Both are writers, both talented, both sensitive souls surrounded by myriad other similar personages, all of whom “support” Lucy over the years. Lucy depends upon Ann (the author) for everything from soul support to money, while Ann depends upon Lucy to aggrandize her need to be helpful and gratified. The memoir chronicles many of the author’s reactions to and interactions with her best friend. Others of Lucy’s support group enter and leave the picture, a sort of relay team, individually frustrated by Lucy’s demands, and periodically on the outs, but never at the same time.

The underlying metaphor is that of the fable of The Grasshopper and the Ant. Lucy is the grasshopper, her acolytes the ants. Lucy, pathetic as she is, manages to have a modestly fulfilling if circumscribed life, controlled by surgical necessities, alcohol and drug abuse, sexual needs and demands, time constraints and the like; all understandable, if not altogether acceptable.

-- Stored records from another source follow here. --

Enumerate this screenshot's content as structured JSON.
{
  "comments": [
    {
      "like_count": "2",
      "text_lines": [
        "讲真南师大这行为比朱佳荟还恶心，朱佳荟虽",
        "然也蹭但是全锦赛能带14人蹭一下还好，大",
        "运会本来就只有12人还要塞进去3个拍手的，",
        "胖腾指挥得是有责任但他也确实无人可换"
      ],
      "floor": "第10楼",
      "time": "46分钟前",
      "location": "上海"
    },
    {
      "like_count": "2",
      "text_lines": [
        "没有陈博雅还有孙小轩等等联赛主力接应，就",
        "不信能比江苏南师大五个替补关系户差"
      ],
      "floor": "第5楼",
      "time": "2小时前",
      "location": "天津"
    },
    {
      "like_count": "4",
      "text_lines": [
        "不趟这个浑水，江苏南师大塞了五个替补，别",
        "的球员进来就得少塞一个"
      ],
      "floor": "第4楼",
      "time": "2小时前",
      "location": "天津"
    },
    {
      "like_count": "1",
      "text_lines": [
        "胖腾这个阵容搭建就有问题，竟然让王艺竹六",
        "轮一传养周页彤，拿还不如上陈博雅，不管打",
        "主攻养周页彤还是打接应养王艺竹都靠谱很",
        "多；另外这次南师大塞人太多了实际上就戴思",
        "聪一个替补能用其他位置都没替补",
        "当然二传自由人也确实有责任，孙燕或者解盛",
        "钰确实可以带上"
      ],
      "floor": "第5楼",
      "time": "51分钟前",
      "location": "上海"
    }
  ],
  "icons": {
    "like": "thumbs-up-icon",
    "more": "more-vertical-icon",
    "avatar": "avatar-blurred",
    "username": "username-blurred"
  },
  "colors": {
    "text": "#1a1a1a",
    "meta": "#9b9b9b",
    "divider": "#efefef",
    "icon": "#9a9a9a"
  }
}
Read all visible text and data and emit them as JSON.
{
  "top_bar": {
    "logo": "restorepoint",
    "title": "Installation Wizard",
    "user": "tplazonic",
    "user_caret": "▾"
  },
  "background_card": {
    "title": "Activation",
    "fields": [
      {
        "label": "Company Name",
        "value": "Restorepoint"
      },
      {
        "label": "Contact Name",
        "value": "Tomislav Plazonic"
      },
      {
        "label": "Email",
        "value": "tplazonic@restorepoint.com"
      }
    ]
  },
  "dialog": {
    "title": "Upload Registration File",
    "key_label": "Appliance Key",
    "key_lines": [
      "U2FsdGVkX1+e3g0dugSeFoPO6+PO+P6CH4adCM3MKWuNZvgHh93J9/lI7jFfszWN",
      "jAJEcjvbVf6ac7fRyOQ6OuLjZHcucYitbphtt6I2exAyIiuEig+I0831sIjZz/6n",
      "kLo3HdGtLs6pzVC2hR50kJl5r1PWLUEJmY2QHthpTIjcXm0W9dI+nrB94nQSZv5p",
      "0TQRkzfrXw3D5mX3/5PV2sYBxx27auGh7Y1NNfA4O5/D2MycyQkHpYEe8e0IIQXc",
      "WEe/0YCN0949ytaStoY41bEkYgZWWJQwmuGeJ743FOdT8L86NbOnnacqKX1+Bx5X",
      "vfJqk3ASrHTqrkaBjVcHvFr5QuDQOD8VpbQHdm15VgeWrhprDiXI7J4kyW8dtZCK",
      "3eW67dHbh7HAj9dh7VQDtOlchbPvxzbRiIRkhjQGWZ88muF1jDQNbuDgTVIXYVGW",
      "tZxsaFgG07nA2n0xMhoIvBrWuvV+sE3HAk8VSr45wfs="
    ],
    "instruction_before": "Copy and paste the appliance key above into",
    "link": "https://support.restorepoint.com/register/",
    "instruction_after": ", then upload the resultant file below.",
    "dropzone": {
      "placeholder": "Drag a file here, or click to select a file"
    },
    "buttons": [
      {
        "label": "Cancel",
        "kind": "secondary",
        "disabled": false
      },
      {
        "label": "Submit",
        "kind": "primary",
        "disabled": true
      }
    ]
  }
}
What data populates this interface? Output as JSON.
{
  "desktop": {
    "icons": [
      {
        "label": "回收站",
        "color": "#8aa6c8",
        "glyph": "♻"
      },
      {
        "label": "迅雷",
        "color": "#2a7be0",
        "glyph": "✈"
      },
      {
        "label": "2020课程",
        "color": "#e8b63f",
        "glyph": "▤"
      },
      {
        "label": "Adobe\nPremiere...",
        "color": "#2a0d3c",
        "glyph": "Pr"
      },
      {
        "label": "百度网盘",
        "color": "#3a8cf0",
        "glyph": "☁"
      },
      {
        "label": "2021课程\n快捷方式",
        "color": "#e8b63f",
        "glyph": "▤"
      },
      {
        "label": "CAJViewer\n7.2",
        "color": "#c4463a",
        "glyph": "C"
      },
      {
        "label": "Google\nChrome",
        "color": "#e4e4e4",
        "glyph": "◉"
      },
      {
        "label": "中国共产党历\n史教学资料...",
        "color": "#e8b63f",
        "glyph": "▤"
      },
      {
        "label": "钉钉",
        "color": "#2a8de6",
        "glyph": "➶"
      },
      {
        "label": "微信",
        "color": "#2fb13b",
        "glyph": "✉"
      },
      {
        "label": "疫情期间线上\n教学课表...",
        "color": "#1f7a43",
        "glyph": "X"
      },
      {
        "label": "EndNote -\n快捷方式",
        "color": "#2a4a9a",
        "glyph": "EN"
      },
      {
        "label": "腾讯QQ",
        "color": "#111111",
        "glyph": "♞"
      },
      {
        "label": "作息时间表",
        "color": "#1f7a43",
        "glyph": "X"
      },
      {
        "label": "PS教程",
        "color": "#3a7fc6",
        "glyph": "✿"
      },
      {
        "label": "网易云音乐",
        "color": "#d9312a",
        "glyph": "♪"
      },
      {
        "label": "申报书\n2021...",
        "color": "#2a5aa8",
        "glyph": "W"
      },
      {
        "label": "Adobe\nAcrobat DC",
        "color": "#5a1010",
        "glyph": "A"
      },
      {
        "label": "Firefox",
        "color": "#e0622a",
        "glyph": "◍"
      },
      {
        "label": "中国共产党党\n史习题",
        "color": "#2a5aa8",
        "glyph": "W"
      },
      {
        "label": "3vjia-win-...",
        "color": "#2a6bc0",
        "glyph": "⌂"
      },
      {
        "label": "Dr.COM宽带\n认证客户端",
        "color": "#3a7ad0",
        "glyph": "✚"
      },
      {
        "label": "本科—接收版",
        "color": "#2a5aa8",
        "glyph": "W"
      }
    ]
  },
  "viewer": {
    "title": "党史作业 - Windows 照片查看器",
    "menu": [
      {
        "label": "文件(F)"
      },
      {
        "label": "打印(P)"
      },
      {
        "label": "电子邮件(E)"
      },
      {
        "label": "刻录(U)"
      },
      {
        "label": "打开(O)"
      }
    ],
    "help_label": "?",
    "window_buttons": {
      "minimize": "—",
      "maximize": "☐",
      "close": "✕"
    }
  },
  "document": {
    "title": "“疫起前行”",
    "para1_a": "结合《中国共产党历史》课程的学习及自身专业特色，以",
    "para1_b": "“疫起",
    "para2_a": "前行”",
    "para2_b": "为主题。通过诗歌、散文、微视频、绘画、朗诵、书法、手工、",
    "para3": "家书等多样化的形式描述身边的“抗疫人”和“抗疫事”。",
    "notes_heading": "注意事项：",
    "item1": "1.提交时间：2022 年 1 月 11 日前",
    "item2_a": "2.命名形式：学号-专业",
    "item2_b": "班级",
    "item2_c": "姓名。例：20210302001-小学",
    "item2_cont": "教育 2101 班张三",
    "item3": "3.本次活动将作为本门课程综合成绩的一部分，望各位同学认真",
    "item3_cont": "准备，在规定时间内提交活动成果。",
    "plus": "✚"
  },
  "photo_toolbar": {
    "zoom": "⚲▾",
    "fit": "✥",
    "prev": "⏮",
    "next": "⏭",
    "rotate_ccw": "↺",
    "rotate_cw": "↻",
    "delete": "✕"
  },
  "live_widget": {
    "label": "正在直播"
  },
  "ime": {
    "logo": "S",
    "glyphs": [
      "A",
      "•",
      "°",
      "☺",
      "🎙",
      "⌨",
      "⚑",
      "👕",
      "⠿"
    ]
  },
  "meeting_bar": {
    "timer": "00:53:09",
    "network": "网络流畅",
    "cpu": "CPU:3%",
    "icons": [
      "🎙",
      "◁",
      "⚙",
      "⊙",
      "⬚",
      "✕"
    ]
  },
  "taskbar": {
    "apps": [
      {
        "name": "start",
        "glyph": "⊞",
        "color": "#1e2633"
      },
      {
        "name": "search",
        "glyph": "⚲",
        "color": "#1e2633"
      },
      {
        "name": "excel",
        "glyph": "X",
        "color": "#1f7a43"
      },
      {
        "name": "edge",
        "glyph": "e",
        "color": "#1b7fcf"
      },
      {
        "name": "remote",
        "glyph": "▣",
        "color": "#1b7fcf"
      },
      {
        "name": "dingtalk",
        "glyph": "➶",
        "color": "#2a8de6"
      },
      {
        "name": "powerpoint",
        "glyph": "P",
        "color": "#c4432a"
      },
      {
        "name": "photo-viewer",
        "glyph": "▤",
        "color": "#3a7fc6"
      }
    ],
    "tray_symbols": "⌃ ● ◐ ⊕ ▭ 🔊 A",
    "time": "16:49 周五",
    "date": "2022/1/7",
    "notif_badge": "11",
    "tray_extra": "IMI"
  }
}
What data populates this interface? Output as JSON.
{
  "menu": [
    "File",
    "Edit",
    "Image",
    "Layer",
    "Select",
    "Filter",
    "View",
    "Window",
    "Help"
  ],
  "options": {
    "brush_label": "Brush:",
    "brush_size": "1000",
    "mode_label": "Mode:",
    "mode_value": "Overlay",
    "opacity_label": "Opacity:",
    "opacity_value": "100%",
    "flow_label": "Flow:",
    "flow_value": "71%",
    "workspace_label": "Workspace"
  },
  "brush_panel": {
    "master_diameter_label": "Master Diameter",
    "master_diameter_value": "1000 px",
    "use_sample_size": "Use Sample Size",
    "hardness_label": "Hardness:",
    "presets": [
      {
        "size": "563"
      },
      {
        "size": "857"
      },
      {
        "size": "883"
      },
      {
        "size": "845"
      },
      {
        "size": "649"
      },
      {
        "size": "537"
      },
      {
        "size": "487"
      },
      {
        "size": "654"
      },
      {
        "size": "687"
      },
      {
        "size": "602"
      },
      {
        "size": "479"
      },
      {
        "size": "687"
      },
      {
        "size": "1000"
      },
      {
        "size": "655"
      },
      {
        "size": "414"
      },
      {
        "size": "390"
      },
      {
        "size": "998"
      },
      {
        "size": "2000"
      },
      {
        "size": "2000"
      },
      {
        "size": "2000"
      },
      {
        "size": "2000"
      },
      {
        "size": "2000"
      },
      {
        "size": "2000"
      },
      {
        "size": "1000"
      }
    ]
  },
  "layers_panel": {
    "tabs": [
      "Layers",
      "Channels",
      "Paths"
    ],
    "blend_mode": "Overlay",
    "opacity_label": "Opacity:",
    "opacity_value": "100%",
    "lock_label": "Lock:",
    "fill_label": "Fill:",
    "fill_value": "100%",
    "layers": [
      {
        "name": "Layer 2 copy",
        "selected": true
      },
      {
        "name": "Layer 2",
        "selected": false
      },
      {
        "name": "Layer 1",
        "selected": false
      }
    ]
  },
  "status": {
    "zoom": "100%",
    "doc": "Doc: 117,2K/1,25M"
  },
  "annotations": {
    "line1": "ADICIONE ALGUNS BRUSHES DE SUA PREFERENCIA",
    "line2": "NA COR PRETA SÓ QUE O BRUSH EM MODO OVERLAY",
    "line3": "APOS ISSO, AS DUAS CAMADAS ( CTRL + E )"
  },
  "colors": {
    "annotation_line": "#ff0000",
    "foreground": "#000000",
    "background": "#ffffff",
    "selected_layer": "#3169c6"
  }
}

None the less her supportive ants manage to be there for her sometimes—collectively constantly—with Ann being there most reliably. Lucy makes constant demands, suffers perpetual insecurity, regular financial and variable alcohol and drug problems. Some are fateful, many are self induced. Lucy is predictably irresponsible and excused for it. Her ants cover her by paying bills, providing housing, giving her money, time, etc., always understanding of her fragile circumstances.

But Lucy’s demands are unrelenting and irresolvable by her support group. She becomes suicidal, yet not one of her friends will intervene in the situation to commit her against her will to an institution wherein she might receive help. None, it seems, has the cajones!

All of this arrests my compassion, if not for Lucy, for her ants, and herein lays the conundrum. While those who support her make “noble efforts” to do what they deem possible to save Lucy from herself and her dilemma(s) and make good-faith efforts to “be there” it is never enough, and they seem unable to take the critical step(s).

To me this represents the difficulty with modern adherents to the “I CARE” group of supersensitive individuals who are manifestly self-ennobled by their caring efforts and heartfelt compassion. They are so caught up in their righteous efforts, and so convinced that they simply must not make any judgments or decisions that they, in effect, permit this tragic lady to off herself--knowing fully that she would--without any definitive effort to do anything, all the while convinced of their magnanimity.

Whatever happened to friends who would not only support, cajole, love and cherish, but actually do something—interfere when required--for someone in desperate need? Especially a “best friend?”

Nonetheless it is a good read . . . if only to learn about how those of the sensitive, caring and compassionate group live and justify, magnify and gratify themselves. . . . As opposed, of course, to those of us who are not sensitive, caring and compassionate? Or noble!

Posted by respeto at 3:32 PM